The Bureau Breaks Ground on New Core Research Building
The Bureau of Economic Geology has begun construction on its new core research building, a project that will provide state-of-the-art facilities for scientists conducting research on cuttings and core samples in the Bureau’s Austin Core Research Center.
“Everything we do is built on rocks,” said Bureau director Scott W. Tinker during a groundbreaking ceremony on October 5. “It’s exciting to have this new building to show what we’re all about.”
The Bureau, which also acts as the State Geological Survey of Texas, has the largest collection of geologic material in the country in its three core repositories in Austin, Houston, and Midland. The three repositories act as a “Library of Congress” for core samples, holding more than 2 million boxes of specimens. These cutting and core samples are fundamental for research in oil and gas, mineral, and geothermal exploration, as well as in hydrogeology and other fields.
Scientific equipment in the new facility will include a scanning electron microscope on a floating slab, a design that prevents vibrations from traffic on nearby roads from interfering with the delicate instrument. The 10,000-sq-ft building will also include a core viewing room exclusively for use by students and Bureau research staff. The new building will help fortify an already impressive core research center, as well as help ensure that the rocks are preserved so that future generations can read their story. The roof of the building will include a terrace for events.

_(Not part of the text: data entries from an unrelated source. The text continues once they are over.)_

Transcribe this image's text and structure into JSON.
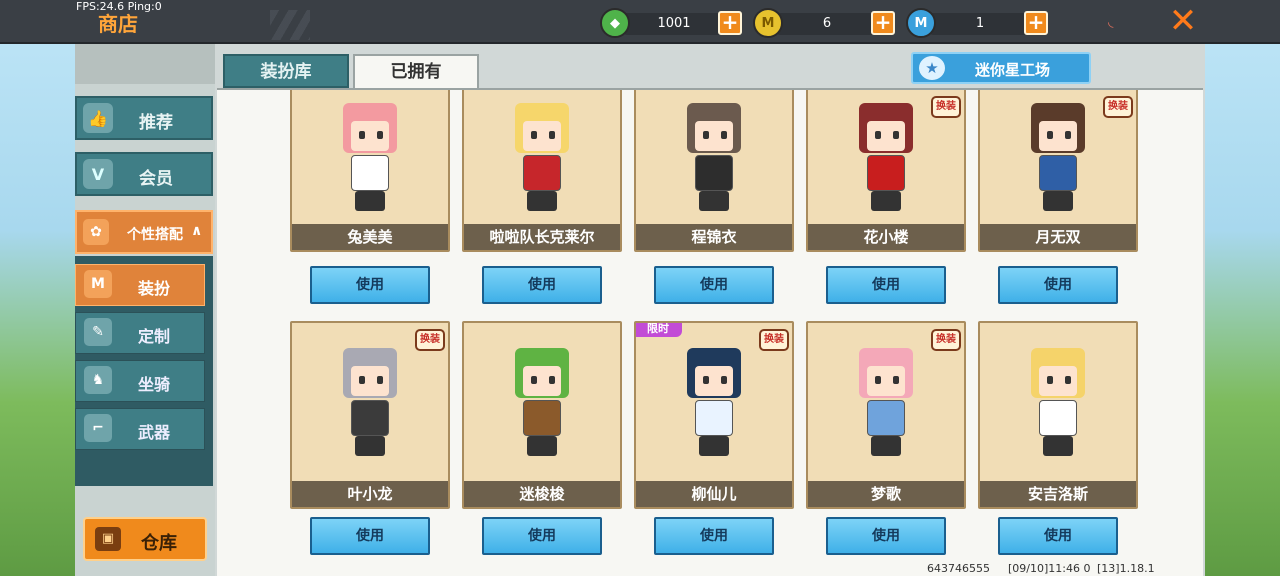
{
  "debug": {
    "fps_text": "FPS:24.6  Ping:0"
  },
  "header": {
    "title": "商店",
    "close_glyph": "✕"
  },
  "currencies": [
    {
      "icon": "green-gem-icon",
      "value": "1001",
      "color": "#4fb34a",
      "plus": "+"
    },
    {
      "icon": "mini-coin-icon",
      "value": "6",
      "color": "#e7c22e",
      "plus": "+"
    },
    {
      "icon": "mini-bean-icon",
      "value": "1",
      "color": "#3aa0dc",
      "plus": "+"
    }
  ],
  "sidebar": {
    "items": [
      {
        "label": "推荐",
        "icon": "thumbs-up-icon"
      },
      {
        "label": "会员",
        "icon": "vip-icon"
      }
    ],
    "group": {
      "label": "个性搭配",
      "arrow": "∧",
      "icon": "style-icon"
    },
    "sub_items": [
      {
        "label": "装扮",
        "icon": "costume-icon",
        "active": true
      },
      {
        "label": "定制",
        "icon": "pencil-icon",
        "active": false
      },
      {
        "label": "坐骑",
        "icon": "mount-icon",
        "active": false
      },
      {
        "label": "武器",
        "icon": "gun-icon",
        "active": false
      }
    ],
    "warehouse": {
      "label": "仓库",
      "icon": "warehouse-icon"
    }
  },
  "tabs": [
    {
      "label": "装扮库",
      "active": false
    },
    {
      "label": "已拥有",
      "active": true
    }
  ],
  "workshop": {
    "label": "迷你星工场",
    "icon": "star-icon"
  },
  "use_label": "使用",
  "skins_row1": [
    {
      "name": "兔美美",
      "hair": "#f39aa0",
      "outfit": "#ffffff",
      "badge": ""
    },
    {
      "name": "啦啦队长克莱尔",
      "hair": "#f6d66b",
      "outfit": "#c6262b",
      "badge": ""
    },
    {
      "name": "程锦衣",
      "hair": "#6b5a4e",
      "outfit": "#2d2d2d",
      "badge": ""
    },
    {
      "name": "花小楼",
      "hair": "#8a2d2d",
      "outfit": "#c81e1e",
      "badge": "换装"
    },
    {
      "name": "月无双",
      "hair": "#5a3b2a",
      "outfit": "#2f5fa6",
      "badge": "换装"
    }
  ],
  "skins_row2": [
    {
      "name": "叶小龙",
      "hair": "#a9a9b3",
      "outfit": "#3b3b3b",
      "badge": "换装"
    },
    {
      "name": "迷梭梭",
      "hair": "#5fb343",
      "outfit": "#8b5a2b",
      "badge": ""
    },
    {
      "name": "柳仙儿",
      "hair": "#1f3a5c",
      "outfit": "#e9f3ff",
      "badge": "换装",
      "limited": "限时"
    },
    {
      "name": "梦歌",
      "hair": "#f4a8b8",
      "outfit": "#6fa3dc",
      "badge": "换装"
    },
    {
      "name": "安吉洛斯",
      "hair": "#f5d36a",
      "outfit": "#ffffff",
      "badge": ""
    }
  ],
  "footer": {
    "id": "643746555",
    "date": "[09/10]11:46 0",
    "version": "[13]1.18.1"
  }
}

The new core research building, which should be finished by fall 2018, will be located adjacent to the Bureau’s headquarters on The University of Texas at Austin J. J. Pickle Research Campus. After the new building’s construction, the Bureau will begin major renovations on the building that serves as its current core research center, a project that should take two to four months. The plan is to update 17 labs with state-of-the-art equipment, as well as update the building’s interior design. In total, the new building and renovations will cost $10 million and are phase one of a larger project, Tinker said, with phase two including the construction of a Texas rock garden between the old and new buildings.